Black Bear aren’t true hibernators. Sure, their respiration and metabolic rate decrease during winter sleep, but their body temperature remains close to normal. A bear in a winter den can be easily aroused within moments, but an animal that is a true hibernator may take several hours to come to its senses.
For animals that are true hibernators – body temperature, respiration, and metabolic rates are all considerably decreased. Take the Woodchuck as an example. Their heart rate goes from 80 beats a minute when active to just 4 or 5 beats a minute when in hibernation. Their body temperature drops from 98 degrees to a mere 38 degrees Fahrenheit. A Woodchuck’s incisors grow continuously and are kept short through their constant gnawing. But during the winter hibernation, growth stops. True hibernators do wake up every few weeks to nibble on food, and in the case of the Woodchuck, use the underground outhouse.

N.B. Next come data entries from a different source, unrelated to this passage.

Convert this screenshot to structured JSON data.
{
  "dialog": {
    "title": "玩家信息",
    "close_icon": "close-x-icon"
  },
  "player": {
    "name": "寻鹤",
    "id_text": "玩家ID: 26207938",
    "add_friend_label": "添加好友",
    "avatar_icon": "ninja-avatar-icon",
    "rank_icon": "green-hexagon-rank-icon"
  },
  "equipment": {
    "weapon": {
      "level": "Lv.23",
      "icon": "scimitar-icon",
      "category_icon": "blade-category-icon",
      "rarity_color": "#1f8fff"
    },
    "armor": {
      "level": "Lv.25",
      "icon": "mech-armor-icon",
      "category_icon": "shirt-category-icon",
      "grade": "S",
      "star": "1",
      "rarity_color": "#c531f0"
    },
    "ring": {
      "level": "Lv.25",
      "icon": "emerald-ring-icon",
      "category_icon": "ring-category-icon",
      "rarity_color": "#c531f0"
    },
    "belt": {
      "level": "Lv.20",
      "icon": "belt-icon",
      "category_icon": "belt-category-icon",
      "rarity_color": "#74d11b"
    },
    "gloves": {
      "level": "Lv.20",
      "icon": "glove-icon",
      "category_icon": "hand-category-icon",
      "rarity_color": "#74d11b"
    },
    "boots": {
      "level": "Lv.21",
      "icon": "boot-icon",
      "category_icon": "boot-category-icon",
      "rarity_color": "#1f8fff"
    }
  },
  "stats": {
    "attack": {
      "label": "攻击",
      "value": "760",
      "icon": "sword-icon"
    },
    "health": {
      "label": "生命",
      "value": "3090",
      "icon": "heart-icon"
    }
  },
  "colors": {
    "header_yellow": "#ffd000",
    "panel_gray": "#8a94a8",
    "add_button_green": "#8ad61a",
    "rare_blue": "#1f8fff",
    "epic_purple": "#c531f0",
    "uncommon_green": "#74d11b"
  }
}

Food supplies are the most critical factor determining when Black Bears den each the fall. When food is abundant, they’ll continue eating throughout the snows of November and into December. When autumn foods are scarce, most bears den by mid-November.
The den is commonly a brush pile. It may also be a pocket or cave in rocky ledges; a hollow in a large tree or a fallen log; a sheltered depression or cavity dug out at the base of a log, tree, or upturned root; or even a simple hole dug into a hillside. Male bears den up almost anywhere. Females, however, are more particular, selecting protected sites and lining them with stripped bark, leaves, grasses, ferns, or moss.